This time of year is for eating and gift giving among your neighbours, friends and family. If you haven’t already been eating mince pies, carolling and posting cards you will be soon enough!
The festive period brings joy for many. But it isn’t all merry. We’re thinking particularly about the planet. Take a moment to consider the $1 trillion spending spree and the 30% increase in waste. How can we retain the magic of the silly season without the waste? How can we do all of this a bit more sustainably?
Here are some links and ideas from our friends at Groundwork UK to help you make this a festive season that doesn’t cost the planet
Food and Drink
The Soil Association reckons a typical Christmas dinner racks up 49,000 miles in imported ingredients, equivalent to two journeys around the world. There’s also the mountains of waste. And the promotion of industrial farming methods … poor planet
What to do?
Be waste aware
Check out the Soil Association for local food providers and veg box schemes near you.
Going meat free this year? Here a recipe that’ll keep everybody happy: Cranberry and lentil bake – the perfect alternative to a gobbling turkey
Presents, Decorations and Christmas Cards
In place of wrapping paper which often cannot be recycled, why not try one of these alternatives?

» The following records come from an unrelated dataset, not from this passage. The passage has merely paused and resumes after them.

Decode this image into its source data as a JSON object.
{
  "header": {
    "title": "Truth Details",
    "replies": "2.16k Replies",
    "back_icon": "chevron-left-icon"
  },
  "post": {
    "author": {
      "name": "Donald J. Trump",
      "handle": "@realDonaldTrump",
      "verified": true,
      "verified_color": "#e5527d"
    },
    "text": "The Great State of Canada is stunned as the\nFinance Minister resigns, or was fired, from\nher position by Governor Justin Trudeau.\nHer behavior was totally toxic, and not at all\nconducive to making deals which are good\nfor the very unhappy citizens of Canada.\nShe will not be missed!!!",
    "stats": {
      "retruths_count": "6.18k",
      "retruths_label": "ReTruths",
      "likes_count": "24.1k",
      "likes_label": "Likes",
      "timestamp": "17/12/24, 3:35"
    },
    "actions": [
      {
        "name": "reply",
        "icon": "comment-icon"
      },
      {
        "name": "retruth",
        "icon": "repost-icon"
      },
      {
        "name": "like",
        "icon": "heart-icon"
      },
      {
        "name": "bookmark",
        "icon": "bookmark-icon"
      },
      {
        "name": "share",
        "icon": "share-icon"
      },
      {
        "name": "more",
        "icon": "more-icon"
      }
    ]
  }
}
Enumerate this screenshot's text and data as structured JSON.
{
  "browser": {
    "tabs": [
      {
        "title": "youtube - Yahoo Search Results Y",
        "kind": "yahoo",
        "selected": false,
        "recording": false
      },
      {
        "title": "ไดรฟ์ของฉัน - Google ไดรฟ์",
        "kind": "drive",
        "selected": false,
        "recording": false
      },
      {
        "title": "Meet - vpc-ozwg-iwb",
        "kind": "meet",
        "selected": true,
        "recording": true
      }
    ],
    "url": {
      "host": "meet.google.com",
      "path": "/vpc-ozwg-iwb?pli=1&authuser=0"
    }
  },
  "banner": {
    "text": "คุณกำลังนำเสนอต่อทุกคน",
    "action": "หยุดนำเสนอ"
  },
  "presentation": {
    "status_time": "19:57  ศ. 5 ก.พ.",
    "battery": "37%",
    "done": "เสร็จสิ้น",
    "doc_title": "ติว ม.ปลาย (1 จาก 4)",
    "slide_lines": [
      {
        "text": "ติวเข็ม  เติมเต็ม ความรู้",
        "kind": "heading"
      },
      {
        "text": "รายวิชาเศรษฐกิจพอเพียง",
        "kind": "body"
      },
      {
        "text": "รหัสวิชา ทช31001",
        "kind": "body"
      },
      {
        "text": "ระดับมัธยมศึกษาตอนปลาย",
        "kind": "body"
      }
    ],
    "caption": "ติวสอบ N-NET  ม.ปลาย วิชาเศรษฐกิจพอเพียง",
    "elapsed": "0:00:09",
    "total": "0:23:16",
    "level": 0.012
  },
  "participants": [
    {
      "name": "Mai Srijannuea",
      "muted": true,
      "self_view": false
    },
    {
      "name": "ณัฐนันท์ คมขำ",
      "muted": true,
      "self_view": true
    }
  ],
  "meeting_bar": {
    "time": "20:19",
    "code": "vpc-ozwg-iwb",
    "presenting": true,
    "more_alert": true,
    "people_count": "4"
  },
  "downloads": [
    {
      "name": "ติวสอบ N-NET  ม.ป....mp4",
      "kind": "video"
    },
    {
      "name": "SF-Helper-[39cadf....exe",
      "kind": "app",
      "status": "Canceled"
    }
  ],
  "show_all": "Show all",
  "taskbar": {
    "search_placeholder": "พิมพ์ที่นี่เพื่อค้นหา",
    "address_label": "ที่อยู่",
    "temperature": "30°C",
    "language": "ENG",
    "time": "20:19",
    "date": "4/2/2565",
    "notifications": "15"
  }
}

A beautifully tied scarf , a reusable cloth bag, or recyclable brown paper decorated with felt pens or ink stamps.
Lots of Christmas decorations are made from plastic, so why not make paper chains (hello 1980s nostalgia) from old magazines or buy some sari fabric bunting. You could also make decorations from salt dough or double up and make edible decorations.
Fancy hitting the shops? Here are some of our favourite stops for sustainable and ethical decorations: @papertreeuk do sprigs of mistletoe made from eco-friendly paper. @friends_earth have sets of cheery hand painted baubles made in Kashmir with environmentally friendly techniques and packaged in recycled card. @unicef market are selling gorgeous bells carved from weeping willow and festively decorated by Unicef supported craftsman Syed Izaz Hussein in India. @namasteuk wool felt snowmen look adorable on our tree. Made using trad needle felting methods, these are handmade from sheep’s wool in rural villages.
Don’t forget to recycle your Christmas cards by turning them into cards and decorations for next year. Check out some ideas here. And be sure to buy this year’s from your favourite charity.
Oh Christmas tree, oh Christmas tree! Where can I get you sustainably?
Remember that it takes 7 years to grow a 2m Christmas tree during which time it acts as a carbon sink, trapping CO2 and using ten times less resources than artificial tree factories. So (unless you can get creative with park-found twigs or plan to keep that artificial tree for a decade or more) head to a trusted tree farmer. For extra green points buy a potted specimen to plant out after the big day.
Once you’re done with your tree, there are plenty of schemes which will help you to recycle it. Whatever you do, don’t leave your tree on the side of the street. Check out your local council
Happy tree hunting! Hope you have a wonderful, sustainable season.